Our 12 year old hasn’t shaved and is just asking, but doesn’t really need to. Our 9.5 year old wants to and is seriously very hairy but I’ve told her not yet. How can I be fair? Ahhh–I’m an only daughter with four brothers. I just don’t get this sister/fairness stuff sometimes! What would you do? Does it have to be an “age” or should I just let the younger do it earlier than the first since it’s going to bother her soon?
I really think open discussion is key. Grace and I have had a few really open conversations about this since her little shaving accident incident a couple weeks ago (click here for more details) and I’m so grateful for the opportunity it has provided to see her point of view and to express mine. I just don’t want her to grow up too fast! And shaving is a pain. But I do have to look at her side: she has pretty hairy legs (so does Claire) and it doesn’t help that Max was making fun of them.
Girls want to grow up so darn fast these days!! I think the media certainly does not deter this…magazines with kids all dolled up and tv shows with girls with attitude talking back to their parents with cell phones in their back pockets. I loved reading this article I referenced above (sent in by a blog reader) which further proves my point.
It’s funny because in so many ways I want my children to see the world…I want them to have their eyes opened that their little pocket here in the desert is NOT the center of the world. But then I want to shelter them and build a little bubble around them so they won’t grow up so fast. And I think that’s just fine by me.
I don’t know that there is a magical age for when they should “start” growing up, but I just think talking about it openly together will give the answer.
As far as life being “fair,” I used to hate it when my mom told me “life isn’t fair,” but I have to admit that she sure was right. The sooner we teach kids this fact the better.
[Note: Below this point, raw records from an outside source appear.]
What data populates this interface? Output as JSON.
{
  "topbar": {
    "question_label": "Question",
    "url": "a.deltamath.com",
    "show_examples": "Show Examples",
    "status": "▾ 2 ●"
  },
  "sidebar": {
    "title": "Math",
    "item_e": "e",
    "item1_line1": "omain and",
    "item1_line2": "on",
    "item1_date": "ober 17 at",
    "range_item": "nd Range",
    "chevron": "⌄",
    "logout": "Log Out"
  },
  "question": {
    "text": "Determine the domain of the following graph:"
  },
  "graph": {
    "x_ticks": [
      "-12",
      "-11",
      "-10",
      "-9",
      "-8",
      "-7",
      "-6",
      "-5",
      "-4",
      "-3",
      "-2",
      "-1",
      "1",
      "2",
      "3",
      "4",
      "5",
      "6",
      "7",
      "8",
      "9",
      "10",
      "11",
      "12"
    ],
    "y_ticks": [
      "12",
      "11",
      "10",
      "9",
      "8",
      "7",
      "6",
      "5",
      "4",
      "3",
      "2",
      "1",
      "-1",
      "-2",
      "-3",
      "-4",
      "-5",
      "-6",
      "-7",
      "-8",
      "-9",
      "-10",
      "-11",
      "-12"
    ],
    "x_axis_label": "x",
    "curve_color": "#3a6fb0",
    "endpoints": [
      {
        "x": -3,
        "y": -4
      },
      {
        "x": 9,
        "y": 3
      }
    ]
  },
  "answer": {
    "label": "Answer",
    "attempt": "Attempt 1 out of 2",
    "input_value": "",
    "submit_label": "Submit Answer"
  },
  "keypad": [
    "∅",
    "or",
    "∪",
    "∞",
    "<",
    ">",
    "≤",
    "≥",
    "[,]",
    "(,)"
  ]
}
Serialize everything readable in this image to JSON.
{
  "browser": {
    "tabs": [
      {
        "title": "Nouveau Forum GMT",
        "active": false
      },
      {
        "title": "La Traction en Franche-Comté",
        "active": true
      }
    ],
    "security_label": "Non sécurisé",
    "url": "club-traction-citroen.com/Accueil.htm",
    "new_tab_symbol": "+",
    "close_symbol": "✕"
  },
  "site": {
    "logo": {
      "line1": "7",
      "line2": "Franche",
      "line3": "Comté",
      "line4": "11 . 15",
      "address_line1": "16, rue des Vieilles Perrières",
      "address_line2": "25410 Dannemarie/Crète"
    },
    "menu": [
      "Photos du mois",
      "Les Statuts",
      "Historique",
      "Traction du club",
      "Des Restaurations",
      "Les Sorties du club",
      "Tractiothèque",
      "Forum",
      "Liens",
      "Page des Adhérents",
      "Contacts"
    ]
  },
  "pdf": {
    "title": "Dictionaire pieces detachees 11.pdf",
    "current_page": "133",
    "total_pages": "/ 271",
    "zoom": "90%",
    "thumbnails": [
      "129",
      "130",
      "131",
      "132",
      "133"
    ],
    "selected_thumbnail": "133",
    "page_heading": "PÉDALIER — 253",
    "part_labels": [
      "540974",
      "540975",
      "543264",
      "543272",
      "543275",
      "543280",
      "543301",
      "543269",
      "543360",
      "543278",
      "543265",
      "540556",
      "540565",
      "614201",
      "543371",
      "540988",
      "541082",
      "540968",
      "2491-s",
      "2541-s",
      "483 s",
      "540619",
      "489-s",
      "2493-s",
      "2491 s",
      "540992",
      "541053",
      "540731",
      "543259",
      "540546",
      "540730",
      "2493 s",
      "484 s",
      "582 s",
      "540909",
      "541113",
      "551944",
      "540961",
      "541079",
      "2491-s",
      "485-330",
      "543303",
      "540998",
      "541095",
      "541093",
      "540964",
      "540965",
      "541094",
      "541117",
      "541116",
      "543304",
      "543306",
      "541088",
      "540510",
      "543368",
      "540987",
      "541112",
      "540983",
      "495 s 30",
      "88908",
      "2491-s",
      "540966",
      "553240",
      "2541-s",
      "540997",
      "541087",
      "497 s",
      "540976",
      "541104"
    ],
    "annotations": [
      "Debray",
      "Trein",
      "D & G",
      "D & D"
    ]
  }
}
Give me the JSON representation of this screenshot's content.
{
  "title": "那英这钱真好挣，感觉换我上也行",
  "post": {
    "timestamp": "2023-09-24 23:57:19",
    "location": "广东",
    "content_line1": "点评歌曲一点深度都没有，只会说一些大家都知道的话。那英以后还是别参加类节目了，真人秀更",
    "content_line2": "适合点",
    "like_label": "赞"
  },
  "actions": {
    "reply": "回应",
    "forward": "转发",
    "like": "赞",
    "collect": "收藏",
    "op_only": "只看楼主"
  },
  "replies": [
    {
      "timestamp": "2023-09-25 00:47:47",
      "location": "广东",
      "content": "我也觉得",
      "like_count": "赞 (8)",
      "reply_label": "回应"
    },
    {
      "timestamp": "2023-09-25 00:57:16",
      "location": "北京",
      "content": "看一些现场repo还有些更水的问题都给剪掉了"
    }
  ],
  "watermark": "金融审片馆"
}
If they’re always looking for what’s “fair” in life they’re not going to be trained to look for the good things in their own life and quit comparing to others.